verb (used with object), re·quired, re·quir·ing.

verb (used without object), re·quired, re·quir·ing.

to demand; impose obligation: to do as the law requires.

Origin of require

1300–50; Middle English requiren < Latin requīrere, equivalent to re- re- + -quīrere, combining form of quaerere to seek, search for (cf. quest)
Related formsre·quir·a·ble, adjectivere·quir·er, nounnon·re·quir·a·ble, adjectivepre·re·quire, verb (used with object), pre·re·quired, pre·re·quir·ing.qua·si-re·quired, adjectiveun·re·quired, adjective

Synonyms for require

Synonym study

1. See lack. 3. See demand.

Antonyms for require

3. forgo. Unabridged Based on the Random House Unabridged Dictionary, © Random House, Inc. 2019

Examples from the Web for required

Contemporary Examples of required

Historical Examples of required

  • He was then required to swear by all the gods, and by the dreaded Erinnys, that he had spoken truly.


    Lydia Maria Child

  • It required all the captain's seamanship, and the efforts of all the crew, to withstand it.

    Brave and Bold

    Horatio Alger

  • I can only say that if my services are required I shall be found ready and willing.

  • My brother went off to the boat and brought ashore the things we required.

  • But what was it that Evelyn had required of Mary and that Mary had bluntly refused to do?

British Dictionary definitions for required


verb (mainly tr; may take a clause as object or an infinitive)

to have need of; depend upon; want
to impose as a necessity; make necessarythis work requires precision
(also intr) to make formal request (for); insist upon or demand, esp as an obligation
to call upon or oblige (a person) authoritatively; order or commandto require someone to account for his actions
Derived Formsrequirable, adjectiverequirer, noun
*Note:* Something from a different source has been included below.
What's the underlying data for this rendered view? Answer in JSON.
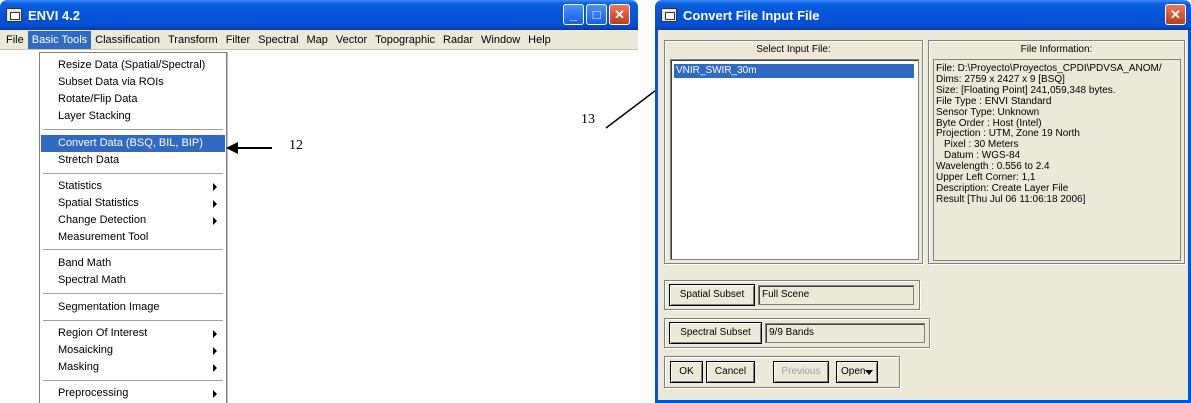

Word Origin for require

C14: from Old French requerre, from Vulgar Latin requaerere (unattested) to seek after, from Latin requīrere to seek to know, but also influenced by quaerere to seek


The use of require to as in I require to see the manager or you require to complete a special form is thought by many people to be incorrect: I need to see the manager; you are required to complete a special form
Collins English Dictionary - Complete & Unabridged 2012 Digital Edition © William Collins Sons & Co. Ltd. 1979, 1986 © HarperCollins Publishers 1998, 2000, 2003, 2005, 2006, 2007, 2009, 2012

Word Origin and History for required

c.1600, past participle adjective from require (v.). Required reading attested from 1881.



late 14c., "to ask a question, inquire," from Old French requerre "seek, procure; beg, ask, petition; demand," from Vulgar Latin *requaerere, from Latin requirere "seek to know, ask," from re-, here perhaps meaning "repeatedly" (see re-), + quaerere "ask, seek" (see query (v.)).

The original sense of this word has been taken over by request (v.). Sense of "demand (someone) to do (something)" is from 1751, via the notion of "to ask for imperatively, or as a right" (late 14c.). Related: Required; requiring.

Online Etymology Dictionary, © 2010 Douglas Harper